What chemotherapy drugs are used for ABC?

There are many types of chemotherapy; your oncologist will explain which drug, or drugs, are best for you, based on the characteristics of your cancer, your general health and your preferences. Chemotherapy drugs may be used on their own or in combination and will also depend on any previous chemotherapy you have had.

Chemotherapy drugs commonly used to treat ABC include:

  • capecitabine (Xeloda)
  • carboplatin
  • cyclophosphamide
  • docetaxel (Taxotere)
  • doxorubin (Adriamycin)
  • epirubicin (Pharmorubicin)
  • eribulin (halaven)
  • gemictabine (Gemzar)
  • paclitaxel (Taxol)
  • vinorelbine injection (Navelbine)
  • oral vinorelbine.

Chemotherapy is commonly delivered by drip (known as intravenous infusion), or in tablet form.

Side effects of chemotherapy

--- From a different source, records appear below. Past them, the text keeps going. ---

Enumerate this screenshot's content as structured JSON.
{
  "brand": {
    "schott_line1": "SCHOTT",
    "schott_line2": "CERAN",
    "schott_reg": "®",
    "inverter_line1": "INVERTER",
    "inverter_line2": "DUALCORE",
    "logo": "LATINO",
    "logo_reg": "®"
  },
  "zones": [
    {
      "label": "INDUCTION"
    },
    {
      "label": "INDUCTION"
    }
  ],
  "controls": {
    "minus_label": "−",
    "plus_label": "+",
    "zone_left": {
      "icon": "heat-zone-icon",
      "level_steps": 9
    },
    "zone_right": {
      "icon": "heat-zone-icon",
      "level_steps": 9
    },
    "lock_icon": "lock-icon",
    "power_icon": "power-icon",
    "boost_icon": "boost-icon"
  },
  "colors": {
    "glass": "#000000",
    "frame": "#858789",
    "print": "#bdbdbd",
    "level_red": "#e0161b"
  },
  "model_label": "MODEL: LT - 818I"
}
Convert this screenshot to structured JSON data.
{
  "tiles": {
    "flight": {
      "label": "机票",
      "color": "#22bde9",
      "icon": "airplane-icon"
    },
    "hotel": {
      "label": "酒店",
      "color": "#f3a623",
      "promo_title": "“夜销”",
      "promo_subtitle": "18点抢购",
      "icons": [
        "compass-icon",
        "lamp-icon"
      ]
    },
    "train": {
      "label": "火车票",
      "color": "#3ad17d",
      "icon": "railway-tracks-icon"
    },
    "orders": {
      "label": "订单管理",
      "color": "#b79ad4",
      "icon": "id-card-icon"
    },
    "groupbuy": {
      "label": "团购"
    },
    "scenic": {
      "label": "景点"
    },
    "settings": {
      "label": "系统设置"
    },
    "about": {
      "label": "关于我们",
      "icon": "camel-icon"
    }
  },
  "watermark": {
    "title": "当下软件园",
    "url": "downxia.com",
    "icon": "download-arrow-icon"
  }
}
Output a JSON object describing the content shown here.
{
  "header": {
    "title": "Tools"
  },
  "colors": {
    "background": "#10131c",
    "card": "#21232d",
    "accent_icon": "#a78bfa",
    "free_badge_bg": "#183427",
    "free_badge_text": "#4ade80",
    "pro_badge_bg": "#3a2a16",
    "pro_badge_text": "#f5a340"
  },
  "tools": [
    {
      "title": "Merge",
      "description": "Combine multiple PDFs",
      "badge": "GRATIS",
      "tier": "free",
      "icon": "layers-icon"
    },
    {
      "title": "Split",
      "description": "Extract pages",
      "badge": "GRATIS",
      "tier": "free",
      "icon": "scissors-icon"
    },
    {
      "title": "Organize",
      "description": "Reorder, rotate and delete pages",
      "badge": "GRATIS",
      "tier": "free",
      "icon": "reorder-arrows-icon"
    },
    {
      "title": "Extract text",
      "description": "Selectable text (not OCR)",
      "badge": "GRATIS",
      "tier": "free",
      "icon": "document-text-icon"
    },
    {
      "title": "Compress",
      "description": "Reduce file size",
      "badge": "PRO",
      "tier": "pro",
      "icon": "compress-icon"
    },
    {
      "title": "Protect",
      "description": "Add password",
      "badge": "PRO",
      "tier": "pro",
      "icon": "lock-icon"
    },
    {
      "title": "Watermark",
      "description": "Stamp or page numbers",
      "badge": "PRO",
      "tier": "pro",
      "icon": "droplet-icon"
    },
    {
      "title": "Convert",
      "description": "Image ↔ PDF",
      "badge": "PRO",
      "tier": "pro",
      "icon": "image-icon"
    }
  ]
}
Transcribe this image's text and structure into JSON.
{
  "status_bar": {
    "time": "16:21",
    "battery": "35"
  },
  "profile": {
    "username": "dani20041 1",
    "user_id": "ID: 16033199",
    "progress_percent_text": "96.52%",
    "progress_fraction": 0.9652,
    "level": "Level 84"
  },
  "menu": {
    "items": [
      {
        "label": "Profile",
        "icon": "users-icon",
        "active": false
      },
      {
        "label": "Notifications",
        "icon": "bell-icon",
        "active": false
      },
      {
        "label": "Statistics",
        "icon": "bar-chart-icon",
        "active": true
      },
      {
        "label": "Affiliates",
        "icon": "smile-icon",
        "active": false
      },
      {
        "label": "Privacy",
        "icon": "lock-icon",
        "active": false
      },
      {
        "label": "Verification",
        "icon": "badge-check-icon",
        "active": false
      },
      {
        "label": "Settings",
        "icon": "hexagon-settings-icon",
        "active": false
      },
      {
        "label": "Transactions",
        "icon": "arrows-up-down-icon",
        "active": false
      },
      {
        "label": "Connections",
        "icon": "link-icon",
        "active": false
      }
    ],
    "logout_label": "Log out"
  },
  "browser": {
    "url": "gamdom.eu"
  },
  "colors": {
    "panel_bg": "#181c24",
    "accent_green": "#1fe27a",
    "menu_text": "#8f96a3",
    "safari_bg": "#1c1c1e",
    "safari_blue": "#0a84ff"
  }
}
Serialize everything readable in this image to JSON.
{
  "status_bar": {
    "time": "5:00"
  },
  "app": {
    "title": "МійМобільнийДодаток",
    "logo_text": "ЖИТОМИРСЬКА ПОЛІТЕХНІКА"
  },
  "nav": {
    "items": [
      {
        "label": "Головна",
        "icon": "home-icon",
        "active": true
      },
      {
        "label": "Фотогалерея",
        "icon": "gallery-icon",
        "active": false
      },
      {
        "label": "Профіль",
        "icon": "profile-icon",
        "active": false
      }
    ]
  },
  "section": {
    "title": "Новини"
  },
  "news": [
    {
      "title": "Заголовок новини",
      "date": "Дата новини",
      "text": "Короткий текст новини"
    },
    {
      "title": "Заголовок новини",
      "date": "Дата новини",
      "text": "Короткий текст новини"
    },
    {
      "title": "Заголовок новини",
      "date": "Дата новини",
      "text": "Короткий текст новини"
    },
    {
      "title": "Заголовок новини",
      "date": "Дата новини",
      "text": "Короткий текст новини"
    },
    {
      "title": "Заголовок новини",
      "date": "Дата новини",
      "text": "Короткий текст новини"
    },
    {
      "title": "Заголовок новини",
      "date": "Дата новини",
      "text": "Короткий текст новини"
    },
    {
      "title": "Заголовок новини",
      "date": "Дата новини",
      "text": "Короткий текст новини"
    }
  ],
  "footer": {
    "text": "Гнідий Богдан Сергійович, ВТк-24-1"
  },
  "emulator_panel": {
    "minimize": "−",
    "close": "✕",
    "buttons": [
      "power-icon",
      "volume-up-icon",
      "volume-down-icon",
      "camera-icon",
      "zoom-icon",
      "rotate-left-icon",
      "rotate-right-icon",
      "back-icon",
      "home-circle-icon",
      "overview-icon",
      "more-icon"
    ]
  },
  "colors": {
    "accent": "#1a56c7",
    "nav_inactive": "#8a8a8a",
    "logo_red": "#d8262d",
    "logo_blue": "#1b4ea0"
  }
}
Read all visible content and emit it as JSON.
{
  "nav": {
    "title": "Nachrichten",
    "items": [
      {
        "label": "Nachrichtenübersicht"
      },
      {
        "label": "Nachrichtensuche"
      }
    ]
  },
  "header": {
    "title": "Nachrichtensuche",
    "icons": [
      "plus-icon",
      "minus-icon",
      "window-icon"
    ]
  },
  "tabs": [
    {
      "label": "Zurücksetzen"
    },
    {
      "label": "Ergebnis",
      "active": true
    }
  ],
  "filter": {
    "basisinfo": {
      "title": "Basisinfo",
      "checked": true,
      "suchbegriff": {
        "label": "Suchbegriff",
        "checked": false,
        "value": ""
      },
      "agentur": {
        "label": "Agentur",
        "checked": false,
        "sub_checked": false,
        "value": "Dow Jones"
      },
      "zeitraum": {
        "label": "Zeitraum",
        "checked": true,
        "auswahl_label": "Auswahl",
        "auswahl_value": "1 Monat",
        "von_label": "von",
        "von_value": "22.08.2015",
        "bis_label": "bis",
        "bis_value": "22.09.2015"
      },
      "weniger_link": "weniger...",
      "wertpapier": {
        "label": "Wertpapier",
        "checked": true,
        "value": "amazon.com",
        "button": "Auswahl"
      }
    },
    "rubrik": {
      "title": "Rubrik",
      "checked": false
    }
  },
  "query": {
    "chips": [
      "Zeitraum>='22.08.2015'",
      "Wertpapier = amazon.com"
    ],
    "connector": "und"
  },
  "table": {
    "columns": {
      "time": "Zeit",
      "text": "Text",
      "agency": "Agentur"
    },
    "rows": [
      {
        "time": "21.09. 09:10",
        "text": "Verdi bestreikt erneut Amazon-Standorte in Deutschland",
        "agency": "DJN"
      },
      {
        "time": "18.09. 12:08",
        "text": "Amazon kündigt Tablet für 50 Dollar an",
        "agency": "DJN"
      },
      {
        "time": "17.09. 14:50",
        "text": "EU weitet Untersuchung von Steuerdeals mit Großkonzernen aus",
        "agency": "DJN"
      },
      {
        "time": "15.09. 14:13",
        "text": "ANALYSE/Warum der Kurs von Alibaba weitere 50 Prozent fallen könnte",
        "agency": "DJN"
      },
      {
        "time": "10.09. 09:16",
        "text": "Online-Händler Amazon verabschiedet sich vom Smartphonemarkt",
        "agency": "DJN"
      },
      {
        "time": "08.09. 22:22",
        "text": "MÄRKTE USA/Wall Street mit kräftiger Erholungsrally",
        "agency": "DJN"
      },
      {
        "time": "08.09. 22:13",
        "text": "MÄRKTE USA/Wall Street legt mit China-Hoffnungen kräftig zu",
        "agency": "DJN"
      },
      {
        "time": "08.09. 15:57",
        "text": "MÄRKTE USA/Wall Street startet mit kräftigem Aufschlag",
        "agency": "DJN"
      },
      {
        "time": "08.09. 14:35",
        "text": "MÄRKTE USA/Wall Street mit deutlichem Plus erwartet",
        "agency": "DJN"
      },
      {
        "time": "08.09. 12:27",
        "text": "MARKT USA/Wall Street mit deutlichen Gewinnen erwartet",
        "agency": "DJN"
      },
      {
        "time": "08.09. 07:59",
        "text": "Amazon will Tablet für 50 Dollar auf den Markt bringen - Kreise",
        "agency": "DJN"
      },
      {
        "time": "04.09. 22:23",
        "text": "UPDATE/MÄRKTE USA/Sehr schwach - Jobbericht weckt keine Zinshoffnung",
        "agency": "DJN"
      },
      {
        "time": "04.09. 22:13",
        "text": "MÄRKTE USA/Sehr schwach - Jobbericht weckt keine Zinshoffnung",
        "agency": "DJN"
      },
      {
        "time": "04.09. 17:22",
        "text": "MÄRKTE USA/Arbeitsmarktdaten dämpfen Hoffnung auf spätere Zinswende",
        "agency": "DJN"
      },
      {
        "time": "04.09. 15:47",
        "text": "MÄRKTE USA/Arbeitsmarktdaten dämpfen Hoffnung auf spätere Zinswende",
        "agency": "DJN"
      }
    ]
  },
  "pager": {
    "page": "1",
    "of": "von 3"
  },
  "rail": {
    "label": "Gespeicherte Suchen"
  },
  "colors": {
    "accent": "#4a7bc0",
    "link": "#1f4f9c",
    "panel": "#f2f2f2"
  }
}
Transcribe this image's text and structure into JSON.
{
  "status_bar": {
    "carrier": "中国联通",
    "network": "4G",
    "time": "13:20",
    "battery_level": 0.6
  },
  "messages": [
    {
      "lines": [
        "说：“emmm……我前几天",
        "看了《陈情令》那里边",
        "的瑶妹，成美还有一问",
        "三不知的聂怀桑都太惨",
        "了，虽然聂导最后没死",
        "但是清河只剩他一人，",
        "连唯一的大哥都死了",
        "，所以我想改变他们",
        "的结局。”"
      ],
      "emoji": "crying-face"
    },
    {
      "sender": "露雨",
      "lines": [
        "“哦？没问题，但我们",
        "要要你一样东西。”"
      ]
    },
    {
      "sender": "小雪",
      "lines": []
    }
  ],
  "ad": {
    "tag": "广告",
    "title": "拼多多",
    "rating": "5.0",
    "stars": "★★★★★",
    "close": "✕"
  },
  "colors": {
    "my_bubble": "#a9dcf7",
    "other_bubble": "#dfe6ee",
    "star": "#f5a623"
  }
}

Chemotherapy drugs can cause side effects and these will differ between drugs. Some common side effects are:

  • a sore mouth
  • nausea and vomiting
  • fatigue
  • hair loss
  • peripheral neuropathy - nerve damage which can cause numbness, tingling and pain in the hands and feet
  • neutropenia - reduced white blood cells
  • brain fog ("chemo brain")

Managing side effects of chemotherapy

Your oncologist and clinical nurse specialist will give you information on your treatment and the most likely side effects. Not everyone experiences these, but if you are concerned, speak to your oncologist or nurse.

Watch our webinar: “Managing chemo and radiation side effects” which provides helpful tips to manage the side effects of these treatments to help boost your quality of life.